Controlling Donatello has also been adjusted from the original. The stick moves him around as expected, but he has two jump buttons and two attack buttons. This was done to allow the user to rely less on the actual joystick, which can be imprecise. One jump button makes Donatello jump forward, and the other makes him jump back. Same with the attack buttons. Repeatedly pressing a jump button will keep him in the air longer which is necessary for avoiding certain obstacles like the giant bowling balls or cars in later levels. Donatello will be confronted by waves of Foot Soldiers of various colors armed with various weapons. Sometimes, a Roadkill Rodney appears and in later levels there are mousers. It is impressive how many enemies this thing can put on the screen at once, so much that they start to look like a massive blob of limbs and weapons. The game doesn’t appear to slow down further during these moments, but it’s hard to imagine it running any slower than it naturally does.
Super Impulse was able to get the bosses into the game as well. Rocksteady appears at the end of the first level, followed by Baxter in the sewer, and so on. It is only 3 levels long though, and I have actually yet to beat it. I can make it to the street level following the dual boss fight with Bebop and Rocksteady where things just get really cheap. Foot in cars or on motorcycles will fly by and they’re a one-hit death. I even reached this scenario with all of my lives intact, but died when I got hit by a motorcycle. The game respawned me in the path of a Foot missile, another one-hit death, and it was an unending cycle that took all four of my lives in the span of a few seconds. Prior to this though, I found the game extraordinarily easy. The bosses are staggered when struck and they can’t break out of it so this game is one you can essentially button mash through. You really only have to make sure enemies don’t surround you and learn to avoid the few level obstacles there are. Defeating enemies seems to restore your health bar as there are no pizza pick-ups. The environment also cannot be interacted with like it can be with the original, so no smashing fire hydrants or traffic cones.
I think most who pick this item up are doing so for the sheer novelty of it. And considering that, it’s still lacking.

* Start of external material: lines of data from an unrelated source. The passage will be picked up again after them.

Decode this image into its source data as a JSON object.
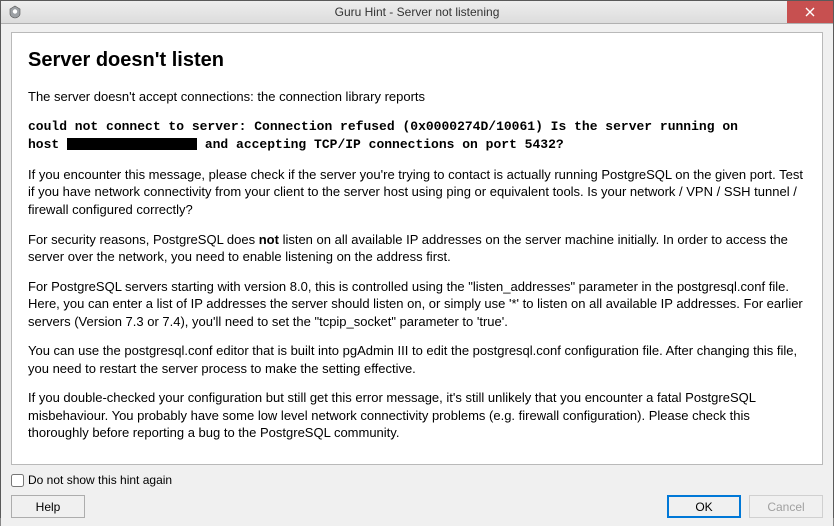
{
  "window": {
    "title": "Guru Hint - Server not listening"
  },
  "content": {
    "heading": "Server doesn't listen",
    "p1": "The server doesn't accept connections: the connection library reports",
    "err_line1_a": "could not connect to server: Connection refused (0x0000274D/10061) Is the server running on",
    "err_line2_a": "host ",
    "err_line2_b": " and accepting TCP/IP connections on port 5432?",
    "p3": "If you encounter this message, please check if the server you're trying to contact is actually running PostgreSQL on the given port. Test if you have network connectivity from your client to the server host using ping or equivalent tools. Is your network / VPN / SSH tunnel / firewall configured correctly?",
    "p4_a": "For security reasons, PostgreSQL does ",
    "p4_not": "not",
    "p4_b": " listen on all available IP addresses on the server machine initially. In order to access the server over the network, you need to enable listening on the address first.",
    "p5": "For PostgreSQL servers starting with version 8.0, this is controlled using the \"listen_addresses\" parameter in the postgresql.conf file. Here, you can enter a list of IP addresses the server should listen on, or simply use '*' to listen on all available IP addresses. For earlier servers (Version 7.3 or 7.4), you'll need to set the \"tcpip_socket\" parameter to 'true'.",
    "p6": "You can use the postgresql.conf editor that is built into pgAdmin III to edit the postgresql.conf configuration file. After changing this file, you need to restart the server process to make the setting effective.",
    "p7": "If you double-checked your configuration but still get this error message, it's still unlikely that you encounter a fatal PostgreSQL misbehaviour. You probably have some low level network connectivity problems (e.g. firewall configuration). Please check this thoroughly before reporting a bug to the PostgreSQL community."
  },
  "footer": {
    "checkbox_label": "Do not show this hint again",
    "help": "Help",
    "ok": "OK",
    "cancel": "Cancel"
  }
}
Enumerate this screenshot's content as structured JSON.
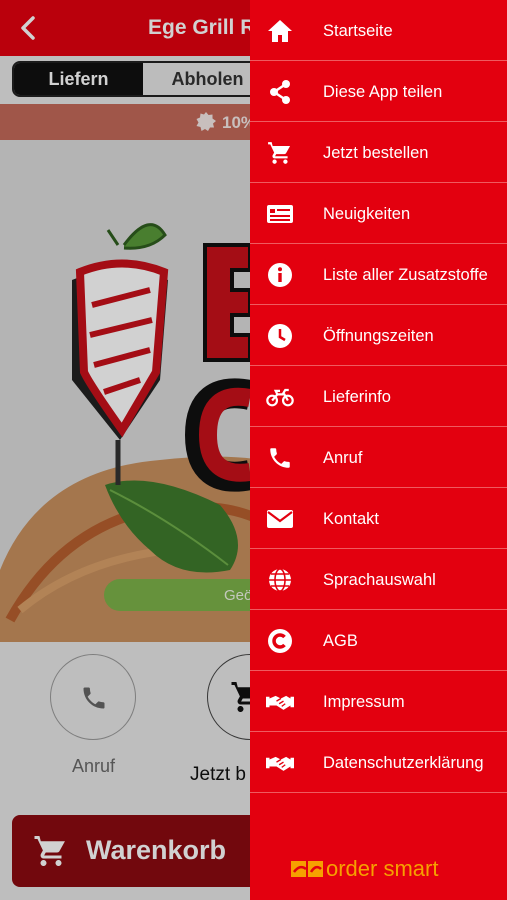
{
  "header": {
    "title": "Ege Grill Res",
    "back_icon": "back-arrow-icon"
  },
  "order_mode": {
    "options": [
      "Liefern",
      "Abholen"
    ],
    "selected": "Liefern"
  },
  "promo": {
    "text": "10%",
    "icon": "badge-icon"
  },
  "hero": {
    "location_button": "Geö"
  },
  "quick_actions": {
    "call_label": "Anruf",
    "order_label": "Jetzt b"
  },
  "basket": {
    "label": "Warenkorb"
  },
  "drawer": {
    "items": [
      {
        "label": "Startseite",
        "icon": "home-icon"
      },
      {
        "label": "Diese App teilen",
        "icon": "share-icon"
      },
      {
        "label": "Jetzt bestellen",
        "icon": "cart-icon"
      },
      {
        "label": "Neuigkeiten",
        "icon": "news-icon"
      },
      {
        "label": "Liste aller Zusatzstoffe",
        "icon": "info-icon"
      },
      {
        "label": "Öffnungszeiten",
        "icon": "clock-icon"
      },
      {
        "label": "Lieferinfo",
        "icon": "motorbike-icon"
      },
      {
        "label": "Anruf",
        "icon": "phone-icon"
      },
      {
        "label": "Kontakt",
        "icon": "mail-icon"
      },
      {
        "label": "Sprachauswahl",
        "icon": "globe-icon"
      },
      {
        "label": "AGB",
        "icon": "copyright-icon"
      },
      {
        "label": "Impressum",
        "icon": "handshake-icon"
      },
      {
        "label": "Datenschutzerklärung",
        "icon": "handshake-icon"
      }
    ],
    "brand": "order smart"
  },
  "colors": {
    "primary": "#e3000f",
    "dark_red": "#8c0a10",
    "brand_orange": "#f6a000",
    "green": "#7db24a"
  }
}
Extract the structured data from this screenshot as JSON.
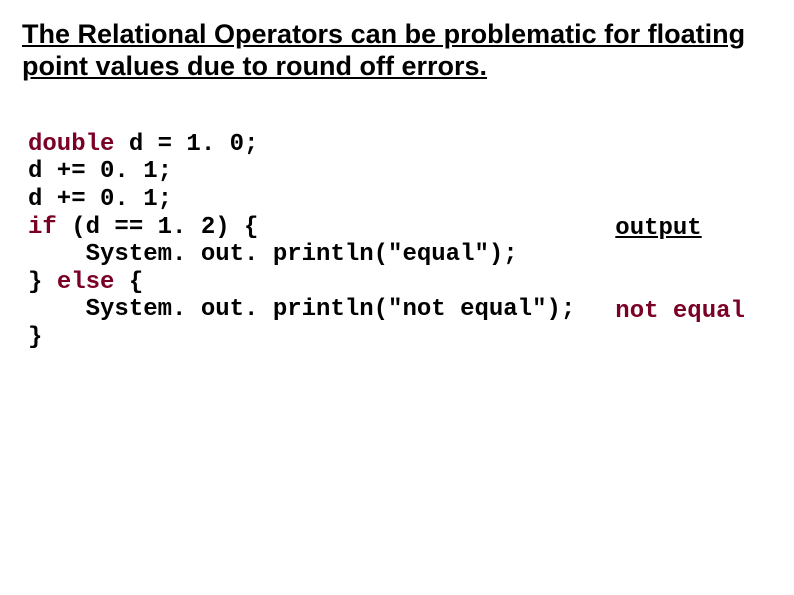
{
  "title": "The Relational Operators can be problematic for floating point values due to round off errors.",
  "code": {
    "kw_double": "double",
    "l1_rest": " d = 1. 0;",
    "l2": "d += 0. 1;",
    "l3": "d += 0. 1;",
    "kw_if": "if",
    "l4_rest": " (d == 1. 2) {",
    "l5": "    System. out. println(\"equal\");",
    "l6a": "} ",
    "kw_else": "else",
    "l6b": " {",
    "l7": "    System. out. println(\"not equal\");",
    "l8": "}"
  },
  "output": {
    "heading": "output",
    "value": "not equal"
  }
}
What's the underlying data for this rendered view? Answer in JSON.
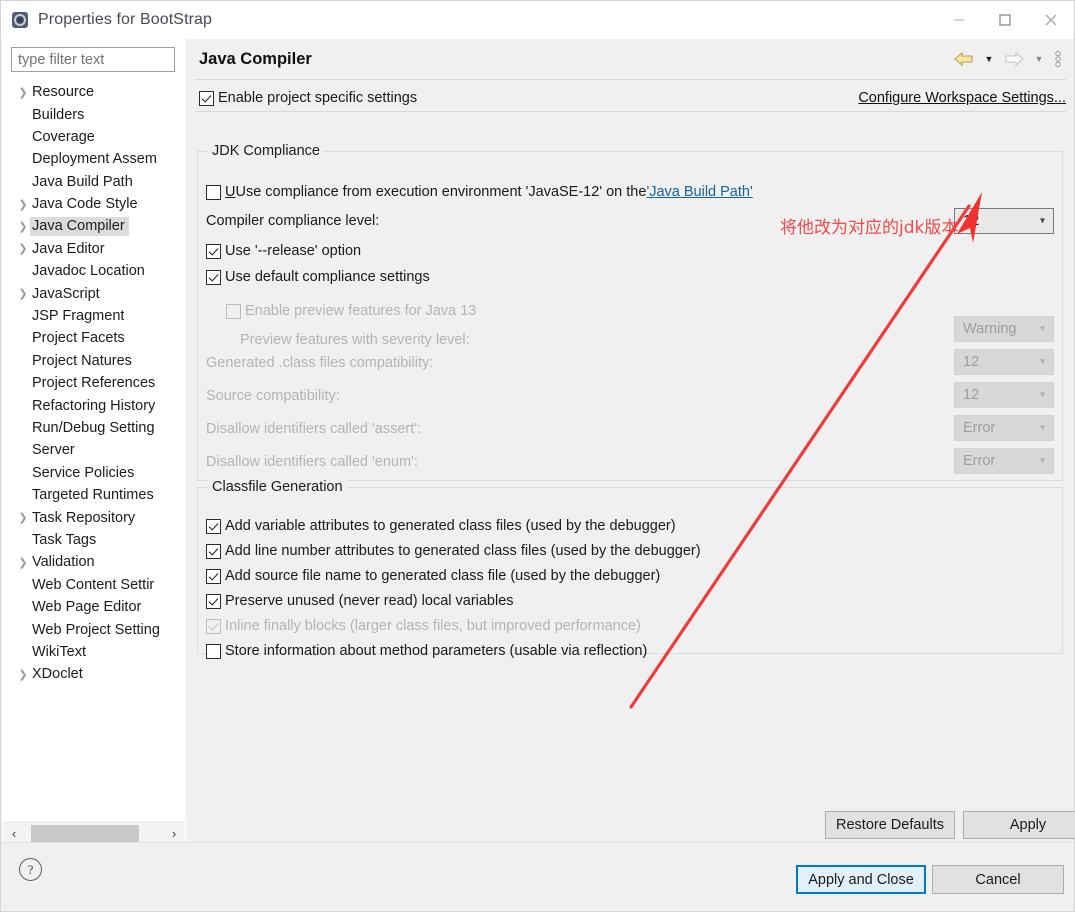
{
  "window": {
    "title": "Properties for BootStrap",
    "icon": "properties-gear-icon",
    "minimize_label": "–",
    "maximize_label": "□",
    "close_label": "✕"
  },
  "sidebar": {
    "filter": {
      "value": "",
      "placeholder": "type filter text"
    },
    "items": [
      {
        "label": "Resource",
        "expandable": true,
        "selected": false
      },
      {
        "label": "Builders",
        "expandable": false,
        "selected": false
      },
      {
        "label": "Coverage",
        "expandable": false,
        "selected": false
      },
      {
        "label": "Deployment Assem",
        "expandable": false,
        "selected": false
      },
      {
        "label": "Java Build Path",
        "expandable": false,
        "selected": false
      },
      {
        "label": "Java Code Style",
        "expandable": true,
        "selected": false
      },
      {
        "label": "Java Compiler",
        "expandable": true,
        "selected": true
      },
      {
        "label": "Java Editor",
        "expandable": true,
        "selected": false
      },
      {
        "label": "Javadoc Location",
        "expandable": false,
        "selected": false
      },
      {
        "label": "JavaScript",
        "expandable": true,
        "selected": false
      },
      {
        "label": "JSP Fragment",
        "expandable": false,
        "selected": false
      },
      {
        "label": "Project Facets",
        "expandable": false,
        "selected": false
      },
      {
        "label": "Project Natures",
        "expandable": false,
        "selected": false
      },
      {
        "label": "Project References",
        "expandable": false,
        "selected": false
      },
      {
        "label": "Refactoring History",
        "expandable": false,
        "selected": false
      },
      {
        "label": "Run/Debug Setting",
        "expandable": false,
        "selected": false
      },
      {
        "label": "Server",
        "expandable": false,
        "selected": false
      },
      {
        "label": "Service Policies",
        "expandable": false,
        "selected": false
      },
      {
        "label": "Targeted Runtimes",
        "expandable": false,
        "selected": false
      },
      {
        "label": "Task Repository",
        "expandable": true,
        "selected": false
      },
      {
        "label": "Task Tags",
        "expandable": false,
        "selected": false
      },
      {
        "label": "Validation",
        "expandable": true,
        "selected": false
      },
      {
        "label": "Web Content Settir",
        "expandable": false,
        "selected": false
      },
      {
        "label": "Web Page Editor",
        "expandable": false,
        "selected": false
      },
      {
        "label": "Web Project Setting",
        "expandable": false,
        "selected": false
      },
      {
        "label": "WikiText",
        "expandable": false,
        "selected": false
      },
      {
        "label": "XDoclet",
        "expandable": true,
        "selected": false
      }
    ],
    "scroll_left_label": "‹",
    "scroll_right_label": "›"
  },
  "main": {
    "page_title": "Java Compiler",
    "nav": {
      "back_icon": "back-arrow-icon",
      "back_dropdown_icon": "chevron-down-icon",
      "forward_icon": "forward-arrow-icon",
      "forward_dropdown_icon": "chevron-down-icon",
      "menu_icon": "view-menu-icon"
    },
    "enable_project_specific": {
      "label": "Enable project specific settings",
      "checked": true
    },
    "configure_workspace_link": "Configure Workspace Settings...",
    "jdk_compliance": {
      "title": "JDK Compliance",
      "use_execution_env": {
        "label_before": "Use compliance from execution environment 'JavaSE-12' on the ",
        "link": "'Java Build Path'",
        "checked": false
      },
      "compliance_level": {
        "label": "Compiler compliance level:",
        "value": "12",
        "enabled": true
      },
      "use_release_option": {
        "label": "Use '--release' option",
        "checked": true
      },
      "use_default_compliance": {
        "label": "Use default compliance settings",
        "checked": true
      },
      "enable_preview": {
        "label": "Enable preview features for Java 13",
        "checked": false,
        "enabled": false
      },
      "preview_severity": {
        "label": "Preview features with severity level:",
        "value": "Warning",
        "enabled": false
      },
      "class_files_compat": {
        "label": "Generated .class files compatibility:",
        "value": "12",
        "enabled": false
      },
      "source_compat": {
        "label": "Source compatibility:",
        "value": "12",
        "enabled": false
      },
      "disallow_assert": {
        "label": "Disallow identifiers called 'assert':",
        "value": "Error",
        "enabled": false
      },
      "disallow_enum": {
        "label": "Disallow identifiers called 'enum':",
        "value": "Error",
        "enabled": false
      }
    },
    "classfile_generation": {
      "title": "Classfile Generation",
      "options": [
        {
          "label": "Add variable attributes to generated class files (used by the debugger)",
          "checked": true,
          "enabled": true
        },
        {
          "label": "Add line number attributes to generated class files (used by the debugger)",
          "checked": true,
          "enabled": true
        },
        {
          "label": "Add source file name to generated class file (used by the debugger)",
          "checked": true,
          "enabled": true
        },
        {
          "label": "Preserve unused (never read) local variables",
          "checked": true,
          "enabled": true
        },
        {
          "label": "Inline finally blocks (larger class files, but improved performance)",
          "checked": true,
          "enabled": false
        },
        {
          "label": "Store information about method parameters (usable via reflection)",
          "checked": false,
          "enabled": true
        }
      ]
    },
    "restore_defaults_label": "Restore Defaults",
    "apply_label": "Apply"
  },
  "footer": {
    "help_icon": "help-question-icon",
    "help_label": "?",
    "apply_and_close_label": "Apply and Close",
    "cancel_label": "Cancel"
  },
  "annotation": {
    "text": "将他改为对应的jdk版本",
    "color": "#f04a4a",
    "arrow_color": "#ee3b3b"
  }
}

I find it rather deceptive of Super Impulse to not inform the consumer that only one turtle is selectable. I thought maybe they were going to release multiple versions, but that doesn’t appear to be the case. The actual game plays like a Java cell phone game from 2007. It’s so jittery that it barely feels like a full video game and more like a Tiger handheld. I expected this thing to have issues with the inputs, but I wasn’t expecting the video to be so poor. If Konami didn’t want its name on this thing it’s not hard to see why.
At $20, this item leaves a lot to be desired. I would almost rather a Hallmark ornament of this arcade cabinet instead since I was mostly interested in it for the aesthetics. Its dimensions are odd though, and the low-res images on the sides and marquee leave something to be desired as well. I thought this would be a fun addition to a someday NECA sewer lair for my action figures, but now it feels more like something I’m going to return to the store on my next visit.